HDMI eARC also lets your TV be the source to the MHT300. HDMI eARC sends all the sound from your Smart TV content to the MHT300.
The MHT300 also has a host of new technologies on the processor side.
MHT300 Highlights include:
8K Processing - yup, a nearly useless features today, unless of course you're a video nut and have 8K files hosted on your computer. Tomorrow or some-day however, we're going to see 8K video over cable - mark my words!
RS232 and Trigger in/out - not new, but extremely useful for integrating the MHT300 into a bigger McIntosh or whole-house control system such as Crestron or Control-4. No Crestron or Control-4 in the house? McIntosh trigger allow you to directly attach to other McIntosh components to each other using simple McIntosh control cables. With trigger cables attached, you can have your entire multi-component McIntosh system turn on or off all at once, from one push on your remote.
FM Tuner What? A theater processor with an old-school analog FM tuner? If you absolutely LOVE your KMHD radio this is quite the boon. No iPhone or computer or apps to deal with pre-coffee, just switch the MHT300's input to FM Radio. The MHT300 does of course also support internet radio...
Internet Radio Access any internet based radio station, from anywhere in the world. Paris Jazz stations anyone? Mais oui!
Dirac Live Room Correction Dirac Live is the darling of the industry for room correction - so you can tune your theater to your room.

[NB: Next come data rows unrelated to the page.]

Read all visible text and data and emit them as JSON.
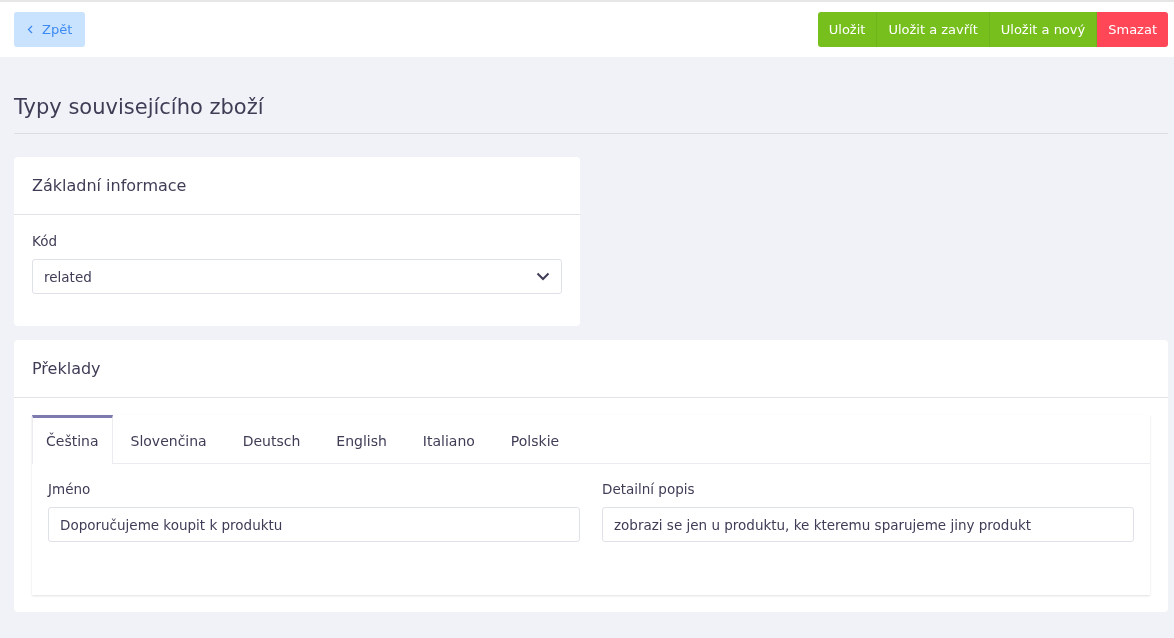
{
  "toolbar": {
    "back": {
      "label": "Zpět"
    },
    "actions": [
      {
        "label": "Uložit",
        "kind": "primary"
      },
      {
        "label": "Uložit a zavřít",
        "kind": "primary"
      },
      {
        "label": "Uložit a nový",
        "kind": "primary"
      },
      {
        "label": "Smazat",
        "kind": "danger"
      }
    ]
  },
  "page_title": "Typy souvisejícího zboží",
  "basic_card": {
    "title": "Základní informace",
    "field": {
      "label": "Kód",
      "value": "related"
    }
  },
  "translations_card": {
    "title": "Překlady",
    "tabs": [
      {
        "label": "Čeština",
        "selected": true
      },
      {
        "label": "Slovenčina",
        "selected": false
      },
      {
        "label": "Deutsch",
        "selected": false
      },
      {
        "label": "English",
        "selected": false
      },
      {
        "label": "Italiano",
        "selected": false
      },
      {
        "label": "Polskie",
        "selected": false
      }
    ],
    "fields": [
      {
        "label": "Jméno",
        "value": "Doporučujeme koupit k produktu"
      },
      {
        "label": "Detailní popis",
        "value": "zobrazi se jen u produktu, ke kteremu sparujeme jiny produkt"
      }
    ]
  }
}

HDMI HDCP 2.2 Latest/greatest 18Gps HDMI, needed for HDR formats, Dolby Vision etc.
HDMI eARCYour TV's volume can control the MHT300 + supports current high-resolution formats DTS-HD Master, True HD, Atmos etc.
32-bit DACS Better sound through state-of-the-art DAC chips.
The Latest Video Formats DTS-HD Master, True HD, Atmos, HDMR10, HLG, 4:4:4 color spacing, 3D pass-through.
Coax/Optical Good for integrating with old-school optical output TVs, Bluesound music streamers, CD transports, and older CD/DVD players.
That's it! Pearl Audio has some MHT300s on-order. We will be adding an arrival blog post, and adding MHT300 to our McIntosh in-stock offerings above when they arrive. We do take deposits on MHT300, with first units arrival slated for March. Call us at (503) 222-2599 if you have any questions or to reserve yours.